## Provided records
§ §

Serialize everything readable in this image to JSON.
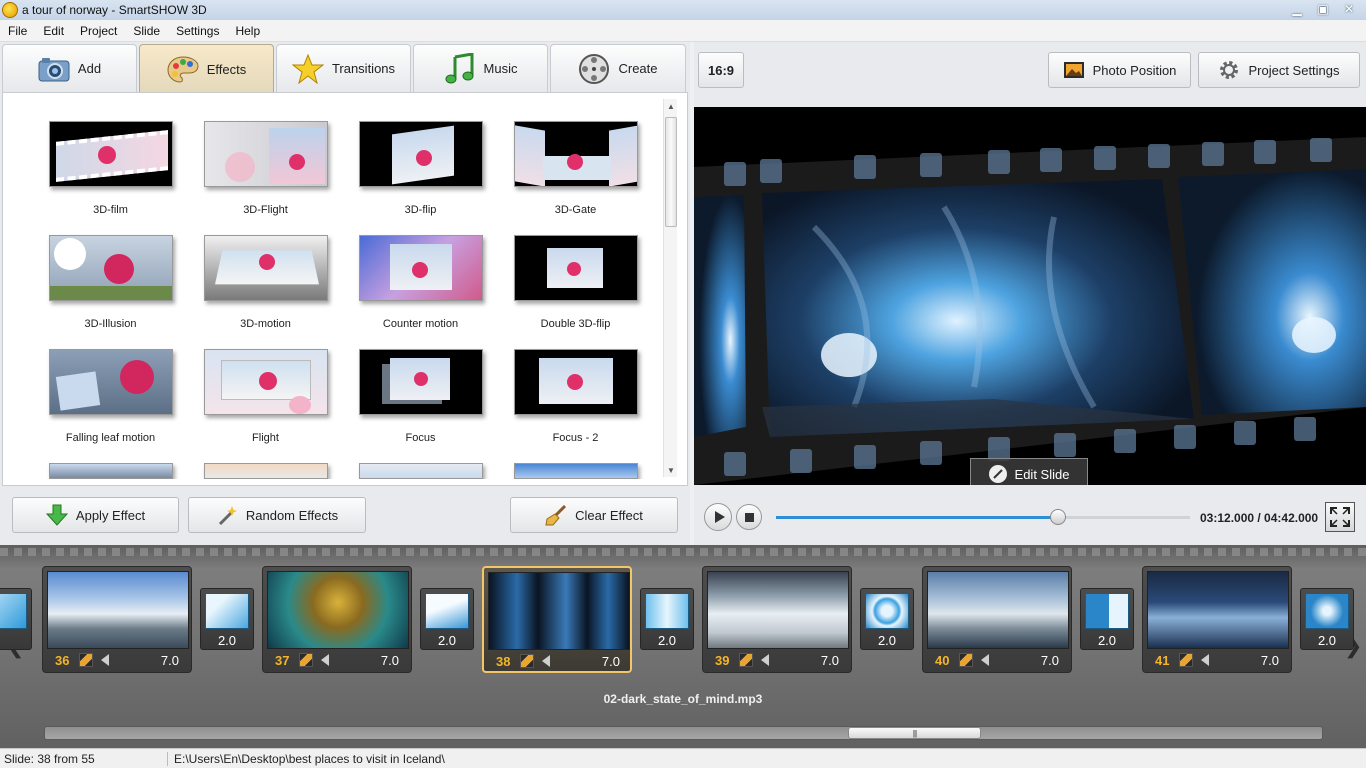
{
  "window": {
    "title": "a tour of norway - SmartSHOW 3D"
  },
  "menu": [
    "File",
    "Edit",
    "Project",
    "Slide",
    "Settings",
    "Help"
  ],
  "tabs": [
    {
      "label": "Add",
      "icon": "camera-icon"
    },
    {
      "label": "Effects",
      "icon": "palette-icon",
      "active": true
    },
    {
      "label": "Transitions",
      "icon": "star-icon"
    },
    {
      "label": "Music",
      "icon": "music-note-icon"
    },
    {
      "label": "Create",
      "icon": "film-reel-icon"
    }
  ],
  "effects": [
    [
      "3D-film",
      "3D-Flight",
      "3D-flip",
      "3D-Gate"
    ],
    [
      "3D-Illusion",
      "3D-motion",
      "Counter motion",
      "Double 3D-flip"
    ],
    [
      "Falling leaf motion",
      "Flight",
      "Focus",
      "Focus - 2"
    ]
  ],
  "effect_buttons": {
    "apply": "Apply Effect",
    "random": "Random Effects",
    "clear": "Clear Effect"
  },
  "preview": {
    "aspect": "16:9",
    "photo_position": "Photo Position",
    "project_settings": "Project Settings",
    "edit_slide": "Edit Slide",
    "time": "03:12.000 / 04:42.000",
    "progress_fraction": 0.68
  },
  "timeline": {
    "slides": [
      {
        "number": "36",
        "duration": "7.0"
      },
      {
        "number": "37",
        "duration": "7.0"
      },
      {
        "number": "38",
        "duration": "7.0",
        "selected": true
      },
      {
        "number": "39",
        "duration": "7.0"
      },
      {
        "number": "40",
        "duration": "7.0"
      },
      {
        "number": "41",
        "duration": "7.0"
      }
    ],
    "transitions": [
      "2.0",
      "2.0",
      "2.0",
      "2.0",
      "2.0",
      "2.0"
    ],
    "music": "02-dark_state_of_mind.mp3"
  },
  "status": {
    "slide": "Slide: 38 from 55",
    "path": "E:\\Users\\En\\Desktop\\best places to visit in Iceland\\"
  },
  "colors": {
    "accent_blue": "#2f8fd6",
    "slide_number": "#f3b52a",
    "selected_border": "#f3c66a"
  }
}
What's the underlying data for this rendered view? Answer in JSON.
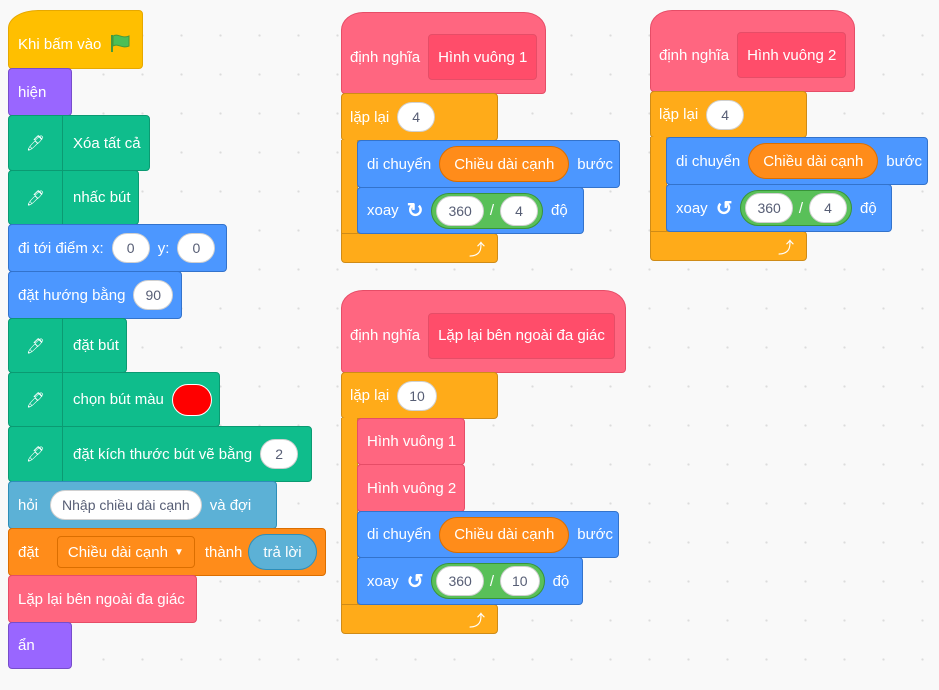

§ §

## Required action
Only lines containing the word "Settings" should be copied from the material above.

## Task answer
    "Settings",
    "project_settings": "Project Settings",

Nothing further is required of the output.